After looking at various types of intrusion detection systems lately, I’ve started to use OSSEC, the open source, host-based intrusion detection system (HIDS), which I reviewed in a recent post.
To summarise, OSSEC uses various strategies to detect a breach of security or even give early warning of failed attempts using:
Rootkit detection – This uses a set of public signatures of known ‘rootkits’ (http://www.ossec.net/rootkits/) which it attempts to find on the host system.
Integrity checking – This approach checks for changes to important files such as binaries, libraries, and configuration files; upon installation, all of these files are scanned and a checksum created. If a subsequent scan detects that one of these files has been altered and no longer matches its checksum, then an alert is generated. Of course OSSEC must be installed on a system known to be clean for integrity checking to be of any use!
Log analysis – OSSEC uses rules to scrutinise logs looking for irregularities or signs of inappropriate activity.
After initially installing and testing OSSEC, I was impressed enough to look into deploying it on my network alongside Snort. I decided that it would be best to use the agent/server framework rather than running a local installation on each host. Using this approach means that I have one machine (I decided to opt for a virtual machine as the system resources it requires are quite modest) that receives events from the agents installed on my other systems. The server machine then correlates these events, generates alerts, and if necessary, prompts the agent to take defensive action.
Isn’t this like putting all of my eggs in one basket? Not really. I specifically chose to run my server on a dedicated internal machine rather than simply installing the server on one of the perimeter servers and having agents to report back to that. OSSEC should report (and hopefully block) any suspicious activities long before there is any chance of an internal machine being compromised. By running one central server I also get to keep the majority of rules and configuration files in one place. This greatly simplifies administration.
Installation was a breeze. For the server, it’s pretty much the same as the local installation I detailed in my previous blog, the only difference being that an additional option of listening for syslogs is given. I haven’t used this option yet but it may allow a whole host of devices such as routers, access points, and appliances to be monitored by OSSEC. Has anyone played with this yet?

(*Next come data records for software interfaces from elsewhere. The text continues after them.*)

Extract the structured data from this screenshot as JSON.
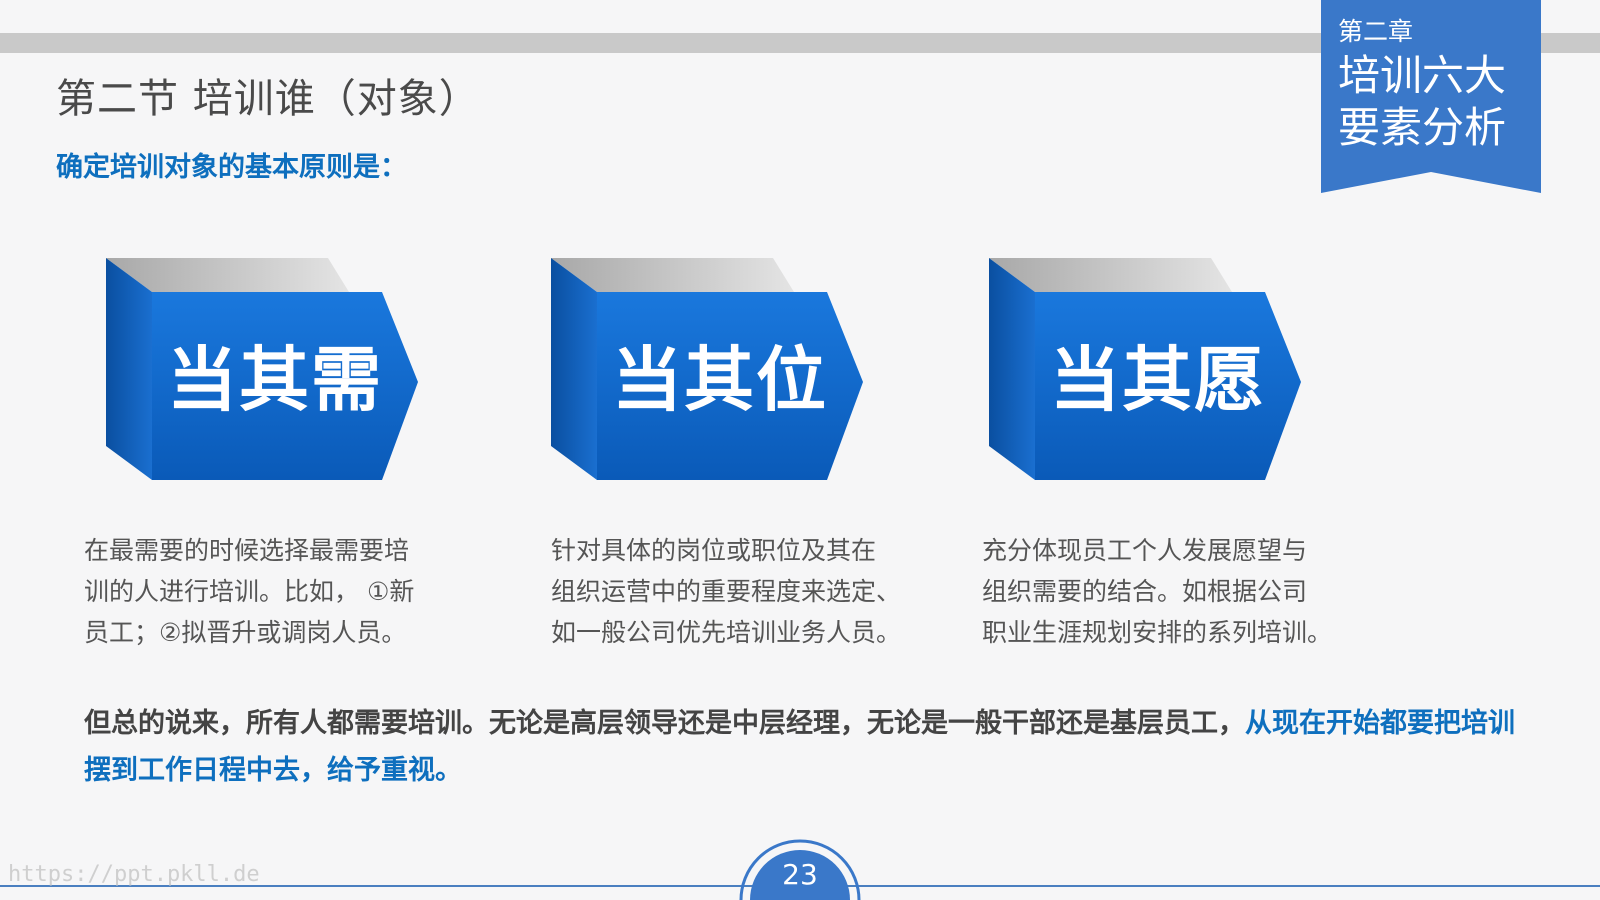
{
  "header": {
    "section_title": "第二节  培训谁（对象）",
    "principle_heading": "确定培训对象的基本原则是："
  },
  "chapter": {
    "label": "第二章",
    "title": "培训六大要素分析"
  },
  "cards": [
    {
      "label": "当其需",
      "description": [
        "在最需要的时候选择最需要培",
        "训的人进行培训。比如， ①新",
        "员工；②拟晋升或调岗人员。"
      ]
    },
    {
      "label": "当其位",
      "description": [
        "针对具体的岗位或职位及其在",
        "组织运营中的重要程度来选定、",
        "如一般公司优先培训业务人员。"
      ]
    },
    {
      "label": "当其愿",
      "description": [
        "充分体现员工个人发展愿望与",
        "组织需要的结合。如根据公司",
        "职业生涯规划安排的系列培训。"
      ]
    }
  ],
  "summary": {
    "normal_text": "但总的说来，所有人都需要培训。无论是高层领导还是中层经理，无论是一般干部还是基层员工，",
    "highlight_text": "从现在开始都要把培训摆到工作日程中去，给予重视。"
  },
  "footer": {
    "page_number": "23",
    "watermark": "https://ppt.pkll.de"
  },
  "colors": {
    "accent_blue": "#0e6fbe",
    "ribbon_blue": "#3a78c9",
    "arrow_blue": "#1167c9",
    "text_gray": "#555555"
  }
}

The agent installation is very lightweight and couldn’t be more straightforward. I found a very good guide to agent/server installation over at techtarget.com, so I won’t go in to too much detail here. Agents connect to the server via UDP port 1514–communications are encrypted using a 192-bit Blowfish algorithm; a pre-shared key generated on the server whilst adding new clients is used to authenticate the two. In theory, agents could communicate with the server via a public Internet connection, but I still prefer to tunnel the connection and report back via a VPN tunnel. I know this ‘double encryption’ isn’t strictly necessary but it makes me feel safer!
I have successfully deployed the OSSEC agent on OpenBSD firewalls; unusually, this was very easy with no problems during installation. There were very few differences to Linux deployment, those being the way in which OSSEC is started on boot and the way that it blocks attackers after detection.
To start at boot time without any interaction, the following must be added to /etc/rc.local:
echo "Starting OSSEC HIDS"
In order to have the Packet Filter firewall block suspected attackers this needs to be added to pf.conf:
table <ossec_fwtable> persist #ossec_fwtable
block in quick from <ossec_fwtable> to any
block out quick from any to <ossec_fwtable>
I’m very happy with OSSEC and have found it very easy to deploy remotely across the enterprise. My only complaint is that the default rules and configuration tend to be a little too sensitive. My inbox has been bombarded with alerts of SSH brute force attacks. While it’s good to know these are taking place, it can get a little annoying. I haven’t had a chance to customise the rule set quite yet and would be really interested to hear about other people’s experiences with doing this. If you have been using OSSEC, please leave a comment and let me know how you’ve found the right balance between ignorant bliss and paranoia!